Remember all those early mornings and late nights at the gym strength training? All those sessions, just dreaming about running through the Wind River Range, crossing the finish line at a race, or clipping the chains on your latest send? You were probably thinking, just a few more months and I don’t have swing kettlebells for the whole summer, I don’t have to pick up a heavy barbell only to drop it again after lifting it two feet, or even think about doing another Turkish get-up.
You probably see where this is going…

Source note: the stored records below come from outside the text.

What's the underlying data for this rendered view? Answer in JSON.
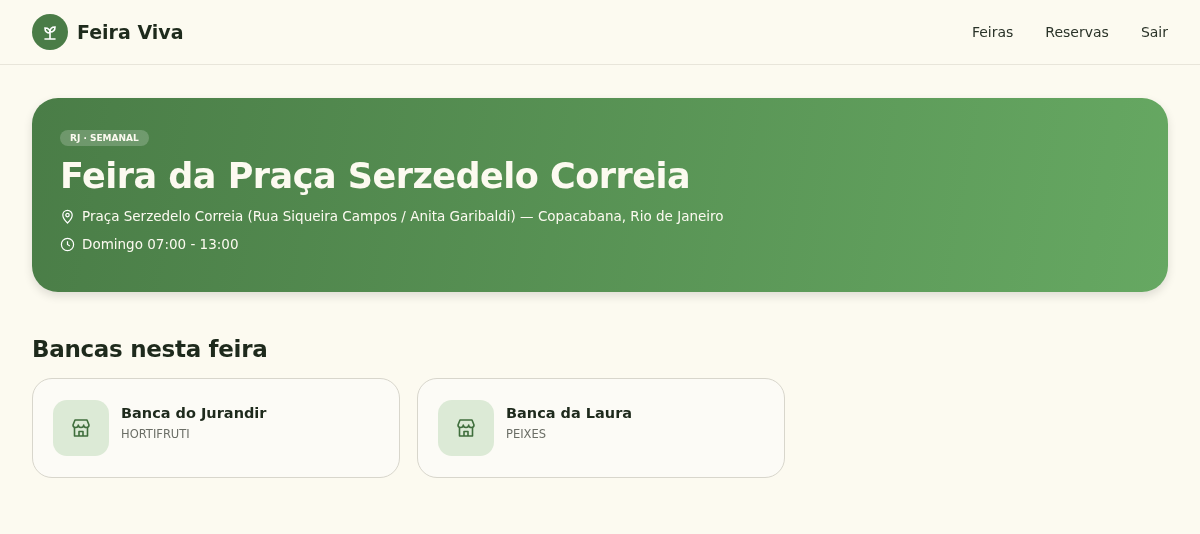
{
  "header": {
    "brand": "Feira Viva",
    "nav": [
      "Feiras",
      "Reservas",
      "Sair"
    ]
  },
  "hero": {
    "badge": "RJ · SEMANAL",
    "title": "Feira da Praça Serzedelo Correia",
    "address": "Praça Serzedelo Correia (Rua Siqueira Campos / Anita Garibaldi) — Copacabana, Rio de Janeiro",
    "schedule": "Domingo 07:00 - 13:00"
  },
  "section": {
    "title": "Bancas nesta feira",
    "stalls": [
      {
        "name": "Banca do Jurandir",
        "category": "HORTIFRUTI"
      },
      {
        "name": "Banca da Laura",
        "category": "PEIXES"
      }
    ]
  }
}
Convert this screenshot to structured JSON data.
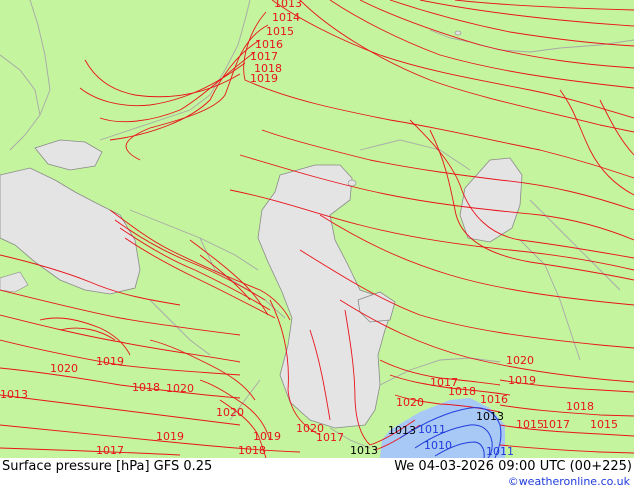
{
  "footer": {
    "title": "Surface pressure [hPa] GFS 0.25",
    "datetime": "We 04-03-2026 09:00 UTC (00+225)",
    "credit": "©weatheronline.co.uk"
  },
  "colors": {
    "land": "#c4f49e",
    "water": "#e4e4e4",
    "isobar": "#e8141b",
    "isobar_low": "#1f3bdc",
    "border": "#a8a8a8"
  },
  "isobar_labels": [
    {
      "text": "1013",
      "kind": "high"
    },
    {
      "text": "1014",
      "kind": "high"
    },
    {
      "text": "1015",
      "kind": "high"
    },
    {
      "text": "1016",
      "kind": "high"
    },
    {
      "text": "1017",
      "kind": "high"
    },
    {
      "text": "1018",
      "kind": "high"
    },
    {
      "text": "1019",
      "kind": "high"
    },
    {
      "text": "1020",
      "kind": "high"
    },
    {
      "text": "1019",
      "kind": "high"
    },
    {
      "text": "1013",
      "kind": "high"
    },
    {
      "text": "1018",
      "kind": "high"
    },
    {
      "text": "1020",
      "kind": "high"
    },
    {
      "text": "1020",
      "kind": "high"
    },
    {
      "text": "1017",
      "kind": "high"
    },
    {
      "text": "1019",
      "kind": "high"
    },
    {
      "text": "1019",
      "kind": "high"
    },
    {
      "text": "1018",
      "kind": "high"
    },
    {
      "text": "1020",
      "kind": "high"
    },
    {
      "text": "1017",
      "kind": "high"
    },
    {
      "text": "1013",
      "kind": "dark"
    },
    {
      "text": "1020",
      "kind": "high"
    },
    {
      "text": "1017",
      "kind": "high"
    },
    {
      "text": "1018",
      "kind": "high"
    },
    {
      "text": "1016",
      "kind": "high"
    },
    {
      "text": "1013",
      "kind": "dark"
    },
    {
      "text": "1019",
      "kind": "high"
    },
    {
      "text": "1020",
      "kind": "high"
    },
    {
      "text": "1018",
      "kind": "high"
    },
    {
      "text": "1015",
      "kind": "high"
    },
    {
      "text": "1017",
      "kind": "high"
    },
    {
      "text": "1015",
      "kind": "high"
    },
    {
      "text": "1011",
      "kind": "low"
    },
    {
      "text": "1010",
      "kind": "low"
    },
    {
      "text": "1011",
      "kind": "low"
    },
    {
      "text": "1013",
      "kind": "dark"
    }
  ]
}
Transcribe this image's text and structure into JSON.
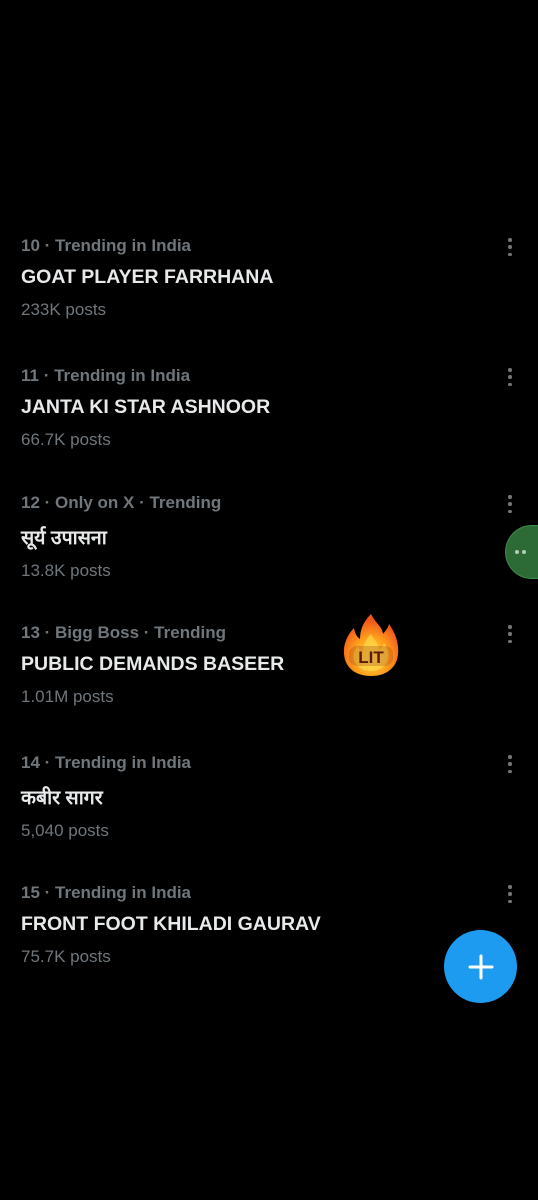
{
  "trends": [
    {
      "meta": "10 · Trending in India",
      "title": "GOAT PLAYER FARRHANA",
      "count": "233K posts"
    },
    {
      "meta": "11 · Trending in India",
      "title": "JANTA KI STAR ASHNOOR",
      "count": "66.7K posts"
    },
    {
      "meta": "12 · Only on X · Trending",
      "title": "सूर्य उपासना",
      "count": "13.8K posts"
    },
    {
      "meta": "13 · Bigg Boss · Trending",
      "title": "PUBLIC DEMANDS BASEER",
      "count": "1.01M posts"
    },
    {
      "meta": "14 · Trending in India",
      "title": "कबीर सागर",
      "count": "5,040 posts"
    },
    {
      "meta": "15 · Trending in India",
      "title": "FRONT FOOT KHILADI GAURAV",
      "count": "75.7K posts"
    }
  ],
  "sticker": {
    "text": "LIT",
    "icon": "fire-icon"
  },
  "fab": {
    "icon": "plus-icon",
    "color": "#1d9bf0"
  },
  "colors": {
    "background": "#000000",
    "primary_text": "#e7e9ea",
    "secondary_text": "#71767b"
  }
}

Strength training is still important, even during your sport specific season. To not strength train in-season is like putting money away for retirement for eight months out of the year and then proceed to spend part of the money saved the other four months on frivolous items. With this cycle you’ll have a very hard time saving money, and with strength training this cycle makes it hard to stay strong. Why not maintain all your hard work instead of letting it all go just to start over again?
Studies have shown that once you stop training, strength can diminish in as quick as two weeks. I’m no accountant, but if you also stop saving money, you’ll save less. You should strength train like you save money. Some months you can sock more away and other months you put just a little away, but at least it’s something. How can we stay strong without spoiling game day performance? We will reduce the volume of our strength sessions by two-thirds to one-half, but still lift heavy.
Lets say your training weight for the deadlift is 185lbs and you did that at 5×2 or 3×3 (or whatever set/rep scheme that was around 10 total reps). For in-season training you will perform the same lift at the same weight, but at 3×2, 5×1, or 2×3. Instead of doing 9-10 reps you’re doing 5-6. The volume is lower, but you’re still handling the same heavy weight. By doing this you’ll never be far from strength. You should perform this twice a week (maybe as little as once a week) and work it into your training so it doesn’t interfere with your scheduled events, most likely a Monday and Wednesday or a Tuesday and Thursday.
Remember to stick with the four major movements when strength training.
Hip dominant/Hamstring – Deadlift or RDLs
Knee dominant/Squats – Front Squats or 2 Kettlebell Rack Squats
Pull – Pull-ups or some variation of the Row
Push – Bench press or Military press
There are lots of options to progress or regress each movement and that’s fine, but just stick to the principles. You should pick one of the four patterns to focus on and put the other three in between sets as “fillers,” just to grease the groove. Rotate to another movement pattern after 4-6 weeks.
Don’t forget to add these in every sessions as well:
Total Body – Turkish Get-up or Farmer Carries
Anterior Chain (AKA: Core) – Hardstyle Plank or Ab Wheel
Remember, these session should be approached like you’re practicing strength. You are not working hard in these sessions. Let me repeat. You are not working hard in these sessions. You are barely breaking a sweat or maybe not sweating at all. At no point are you increasing weight, even if it feels easy. You can attack the numbers once you start your off-season training. Your session should clock in around 30 minutes after you’ve properly stretched and warmed-up.
Save money and lift heavy weights often. Don’t lose what you’ve already worked so hard to gain.
Strength be with you!